-------- SUPPLIED RECORDS
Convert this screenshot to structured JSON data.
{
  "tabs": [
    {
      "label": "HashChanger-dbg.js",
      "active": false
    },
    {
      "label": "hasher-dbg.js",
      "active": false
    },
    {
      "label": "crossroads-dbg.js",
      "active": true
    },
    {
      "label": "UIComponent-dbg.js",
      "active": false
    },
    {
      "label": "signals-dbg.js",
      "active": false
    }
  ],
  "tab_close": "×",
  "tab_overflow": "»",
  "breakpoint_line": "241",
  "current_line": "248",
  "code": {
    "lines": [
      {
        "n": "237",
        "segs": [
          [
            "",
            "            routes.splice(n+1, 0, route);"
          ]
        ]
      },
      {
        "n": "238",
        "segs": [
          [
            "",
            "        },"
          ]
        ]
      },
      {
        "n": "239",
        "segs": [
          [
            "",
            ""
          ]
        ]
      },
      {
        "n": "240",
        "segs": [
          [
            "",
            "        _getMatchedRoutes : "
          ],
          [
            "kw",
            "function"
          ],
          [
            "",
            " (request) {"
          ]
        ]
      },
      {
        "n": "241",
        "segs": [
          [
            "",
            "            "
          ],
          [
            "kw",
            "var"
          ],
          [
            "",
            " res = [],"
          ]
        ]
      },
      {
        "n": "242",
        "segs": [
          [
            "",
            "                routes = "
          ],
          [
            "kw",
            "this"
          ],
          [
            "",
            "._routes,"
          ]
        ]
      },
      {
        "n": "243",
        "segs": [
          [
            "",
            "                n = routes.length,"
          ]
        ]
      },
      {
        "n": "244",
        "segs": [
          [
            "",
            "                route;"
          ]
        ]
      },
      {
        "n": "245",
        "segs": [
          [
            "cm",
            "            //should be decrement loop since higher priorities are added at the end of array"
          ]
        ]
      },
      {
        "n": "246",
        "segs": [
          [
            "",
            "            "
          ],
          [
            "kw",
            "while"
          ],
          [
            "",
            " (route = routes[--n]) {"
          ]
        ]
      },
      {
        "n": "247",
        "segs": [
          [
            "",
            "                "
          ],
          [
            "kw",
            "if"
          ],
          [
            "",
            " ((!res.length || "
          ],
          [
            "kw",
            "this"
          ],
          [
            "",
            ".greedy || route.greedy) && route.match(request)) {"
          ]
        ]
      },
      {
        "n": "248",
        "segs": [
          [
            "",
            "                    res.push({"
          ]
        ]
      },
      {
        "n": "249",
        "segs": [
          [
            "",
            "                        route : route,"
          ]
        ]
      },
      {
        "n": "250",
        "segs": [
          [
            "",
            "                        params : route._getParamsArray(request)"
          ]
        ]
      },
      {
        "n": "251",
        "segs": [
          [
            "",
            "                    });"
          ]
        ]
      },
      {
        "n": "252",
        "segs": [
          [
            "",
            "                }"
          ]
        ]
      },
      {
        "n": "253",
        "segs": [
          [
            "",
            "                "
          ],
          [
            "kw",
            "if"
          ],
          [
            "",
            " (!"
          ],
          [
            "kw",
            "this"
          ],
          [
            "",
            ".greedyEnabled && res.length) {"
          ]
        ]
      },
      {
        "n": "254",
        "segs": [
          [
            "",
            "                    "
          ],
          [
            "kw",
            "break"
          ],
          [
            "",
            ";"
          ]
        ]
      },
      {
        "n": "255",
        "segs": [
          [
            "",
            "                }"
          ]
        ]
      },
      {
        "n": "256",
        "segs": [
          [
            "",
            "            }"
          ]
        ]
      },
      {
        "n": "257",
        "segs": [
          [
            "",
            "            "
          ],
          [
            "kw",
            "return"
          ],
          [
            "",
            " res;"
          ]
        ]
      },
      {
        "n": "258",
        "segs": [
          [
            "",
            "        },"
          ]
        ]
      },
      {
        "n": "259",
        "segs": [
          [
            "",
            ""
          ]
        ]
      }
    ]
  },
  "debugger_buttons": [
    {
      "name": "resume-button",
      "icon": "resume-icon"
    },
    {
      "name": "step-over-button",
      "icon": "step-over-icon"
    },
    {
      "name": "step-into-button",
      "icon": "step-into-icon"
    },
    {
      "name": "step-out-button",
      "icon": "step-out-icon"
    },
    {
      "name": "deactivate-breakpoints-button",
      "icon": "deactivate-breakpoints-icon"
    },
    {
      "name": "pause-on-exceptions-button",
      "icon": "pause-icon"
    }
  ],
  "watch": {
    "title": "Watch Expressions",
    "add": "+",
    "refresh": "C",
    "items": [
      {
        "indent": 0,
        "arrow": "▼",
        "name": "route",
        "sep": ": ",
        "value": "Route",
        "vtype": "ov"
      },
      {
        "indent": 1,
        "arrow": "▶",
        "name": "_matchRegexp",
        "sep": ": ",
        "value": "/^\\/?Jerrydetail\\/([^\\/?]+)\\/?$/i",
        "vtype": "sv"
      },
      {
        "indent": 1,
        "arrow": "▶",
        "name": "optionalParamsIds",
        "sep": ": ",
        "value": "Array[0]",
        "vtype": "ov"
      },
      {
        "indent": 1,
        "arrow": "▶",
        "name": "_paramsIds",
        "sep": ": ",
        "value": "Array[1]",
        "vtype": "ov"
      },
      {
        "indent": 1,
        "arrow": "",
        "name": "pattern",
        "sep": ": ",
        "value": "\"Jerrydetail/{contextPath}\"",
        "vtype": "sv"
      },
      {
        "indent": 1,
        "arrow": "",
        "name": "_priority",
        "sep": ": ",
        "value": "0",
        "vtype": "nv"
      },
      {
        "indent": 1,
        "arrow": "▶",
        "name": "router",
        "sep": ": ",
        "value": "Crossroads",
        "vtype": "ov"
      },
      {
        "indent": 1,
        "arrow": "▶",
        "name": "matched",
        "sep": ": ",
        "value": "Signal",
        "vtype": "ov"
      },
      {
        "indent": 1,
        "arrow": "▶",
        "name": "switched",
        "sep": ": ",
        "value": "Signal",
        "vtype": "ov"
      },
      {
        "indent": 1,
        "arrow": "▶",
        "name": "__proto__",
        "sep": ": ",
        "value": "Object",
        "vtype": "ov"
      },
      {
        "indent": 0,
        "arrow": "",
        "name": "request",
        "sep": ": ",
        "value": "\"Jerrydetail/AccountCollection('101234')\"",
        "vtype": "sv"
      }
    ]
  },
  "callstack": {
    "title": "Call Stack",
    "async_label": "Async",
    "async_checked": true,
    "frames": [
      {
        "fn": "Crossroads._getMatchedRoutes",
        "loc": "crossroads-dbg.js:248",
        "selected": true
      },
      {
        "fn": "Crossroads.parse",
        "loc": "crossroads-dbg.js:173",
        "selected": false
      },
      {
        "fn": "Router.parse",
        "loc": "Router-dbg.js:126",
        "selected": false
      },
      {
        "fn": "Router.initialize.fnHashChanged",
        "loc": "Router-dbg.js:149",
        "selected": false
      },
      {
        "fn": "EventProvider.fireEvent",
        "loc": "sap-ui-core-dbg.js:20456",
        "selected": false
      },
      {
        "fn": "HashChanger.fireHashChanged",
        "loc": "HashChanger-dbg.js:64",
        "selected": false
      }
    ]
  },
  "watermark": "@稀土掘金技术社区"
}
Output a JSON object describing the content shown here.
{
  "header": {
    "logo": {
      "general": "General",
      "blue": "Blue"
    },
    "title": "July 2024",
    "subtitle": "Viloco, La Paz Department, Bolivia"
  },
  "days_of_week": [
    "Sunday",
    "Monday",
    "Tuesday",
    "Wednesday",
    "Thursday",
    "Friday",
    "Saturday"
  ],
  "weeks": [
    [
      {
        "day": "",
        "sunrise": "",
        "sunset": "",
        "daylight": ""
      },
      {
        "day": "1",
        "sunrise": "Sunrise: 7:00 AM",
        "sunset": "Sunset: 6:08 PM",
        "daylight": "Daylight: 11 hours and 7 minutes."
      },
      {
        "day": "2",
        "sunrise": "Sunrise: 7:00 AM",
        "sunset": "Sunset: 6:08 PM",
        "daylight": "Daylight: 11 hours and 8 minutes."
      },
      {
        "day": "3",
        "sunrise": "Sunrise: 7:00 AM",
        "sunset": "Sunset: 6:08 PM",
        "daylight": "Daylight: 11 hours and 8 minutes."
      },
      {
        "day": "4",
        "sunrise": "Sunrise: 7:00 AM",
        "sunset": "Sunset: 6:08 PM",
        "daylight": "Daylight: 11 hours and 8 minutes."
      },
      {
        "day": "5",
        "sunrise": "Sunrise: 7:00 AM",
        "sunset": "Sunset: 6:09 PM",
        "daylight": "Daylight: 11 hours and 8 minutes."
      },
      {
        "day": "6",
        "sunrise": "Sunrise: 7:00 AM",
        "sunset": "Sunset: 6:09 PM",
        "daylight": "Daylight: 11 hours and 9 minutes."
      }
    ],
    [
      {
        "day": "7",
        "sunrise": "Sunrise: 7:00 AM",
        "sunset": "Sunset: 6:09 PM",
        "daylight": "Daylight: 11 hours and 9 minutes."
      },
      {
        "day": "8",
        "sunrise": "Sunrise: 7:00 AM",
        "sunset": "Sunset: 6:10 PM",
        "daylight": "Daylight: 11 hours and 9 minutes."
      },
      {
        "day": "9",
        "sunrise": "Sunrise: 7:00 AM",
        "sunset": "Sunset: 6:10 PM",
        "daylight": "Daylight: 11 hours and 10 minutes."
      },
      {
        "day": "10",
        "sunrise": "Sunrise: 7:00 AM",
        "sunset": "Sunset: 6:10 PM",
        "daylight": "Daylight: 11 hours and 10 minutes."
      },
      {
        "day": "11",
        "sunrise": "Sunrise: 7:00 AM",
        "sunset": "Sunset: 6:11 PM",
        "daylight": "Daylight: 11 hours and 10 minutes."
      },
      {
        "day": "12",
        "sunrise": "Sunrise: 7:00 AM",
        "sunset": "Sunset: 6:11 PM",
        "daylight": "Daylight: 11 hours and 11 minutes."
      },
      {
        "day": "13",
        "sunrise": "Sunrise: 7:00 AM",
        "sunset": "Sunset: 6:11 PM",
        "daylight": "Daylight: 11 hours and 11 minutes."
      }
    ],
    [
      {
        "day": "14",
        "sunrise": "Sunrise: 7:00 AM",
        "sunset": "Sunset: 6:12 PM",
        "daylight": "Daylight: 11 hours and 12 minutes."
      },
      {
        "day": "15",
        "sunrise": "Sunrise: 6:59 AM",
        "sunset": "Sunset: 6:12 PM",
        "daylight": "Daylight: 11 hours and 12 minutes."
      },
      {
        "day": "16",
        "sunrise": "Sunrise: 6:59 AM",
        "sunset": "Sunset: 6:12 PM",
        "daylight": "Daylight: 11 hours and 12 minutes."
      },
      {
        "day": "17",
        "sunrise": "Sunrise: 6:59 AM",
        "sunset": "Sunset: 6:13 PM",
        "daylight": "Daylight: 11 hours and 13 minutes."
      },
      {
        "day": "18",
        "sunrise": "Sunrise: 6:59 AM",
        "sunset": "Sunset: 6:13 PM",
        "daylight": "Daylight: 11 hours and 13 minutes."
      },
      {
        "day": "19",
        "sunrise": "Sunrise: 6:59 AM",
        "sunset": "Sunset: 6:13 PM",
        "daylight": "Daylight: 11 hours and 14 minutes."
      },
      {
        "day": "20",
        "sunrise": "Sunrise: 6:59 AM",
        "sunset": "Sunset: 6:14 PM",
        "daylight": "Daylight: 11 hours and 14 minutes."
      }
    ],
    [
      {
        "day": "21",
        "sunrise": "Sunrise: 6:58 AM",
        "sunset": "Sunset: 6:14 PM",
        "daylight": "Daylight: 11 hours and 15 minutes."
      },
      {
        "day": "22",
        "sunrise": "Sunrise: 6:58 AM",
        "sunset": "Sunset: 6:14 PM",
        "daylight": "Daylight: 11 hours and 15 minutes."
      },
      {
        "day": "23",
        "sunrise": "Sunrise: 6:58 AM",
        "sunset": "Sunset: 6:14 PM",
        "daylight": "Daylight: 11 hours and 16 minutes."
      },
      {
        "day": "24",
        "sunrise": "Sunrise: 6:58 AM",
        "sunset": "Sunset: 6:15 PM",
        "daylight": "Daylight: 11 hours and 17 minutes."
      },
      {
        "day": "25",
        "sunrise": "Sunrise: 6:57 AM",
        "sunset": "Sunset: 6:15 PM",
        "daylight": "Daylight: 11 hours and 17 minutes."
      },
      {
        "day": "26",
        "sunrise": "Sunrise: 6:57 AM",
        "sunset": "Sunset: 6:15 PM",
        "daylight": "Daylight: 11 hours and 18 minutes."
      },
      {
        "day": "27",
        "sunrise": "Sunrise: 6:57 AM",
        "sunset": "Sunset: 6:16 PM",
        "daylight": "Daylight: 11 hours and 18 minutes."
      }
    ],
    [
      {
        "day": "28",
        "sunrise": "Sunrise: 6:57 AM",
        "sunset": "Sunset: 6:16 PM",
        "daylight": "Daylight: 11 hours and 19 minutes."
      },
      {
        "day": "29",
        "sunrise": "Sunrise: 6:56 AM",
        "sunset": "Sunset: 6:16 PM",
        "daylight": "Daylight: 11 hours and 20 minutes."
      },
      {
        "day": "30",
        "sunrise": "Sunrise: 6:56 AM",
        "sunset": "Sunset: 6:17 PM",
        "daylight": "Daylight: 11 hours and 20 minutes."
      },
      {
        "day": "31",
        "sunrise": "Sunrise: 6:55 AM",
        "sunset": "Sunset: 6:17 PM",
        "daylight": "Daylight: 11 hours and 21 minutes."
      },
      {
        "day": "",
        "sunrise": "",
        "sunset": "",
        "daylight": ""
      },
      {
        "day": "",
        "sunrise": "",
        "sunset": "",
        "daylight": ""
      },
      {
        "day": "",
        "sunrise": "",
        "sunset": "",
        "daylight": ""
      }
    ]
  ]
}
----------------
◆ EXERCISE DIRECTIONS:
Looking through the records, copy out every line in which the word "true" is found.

◆ OUTPUT FOR THIS EXERCISE:
      "active": true
    "async_checked": true,
        "selected": true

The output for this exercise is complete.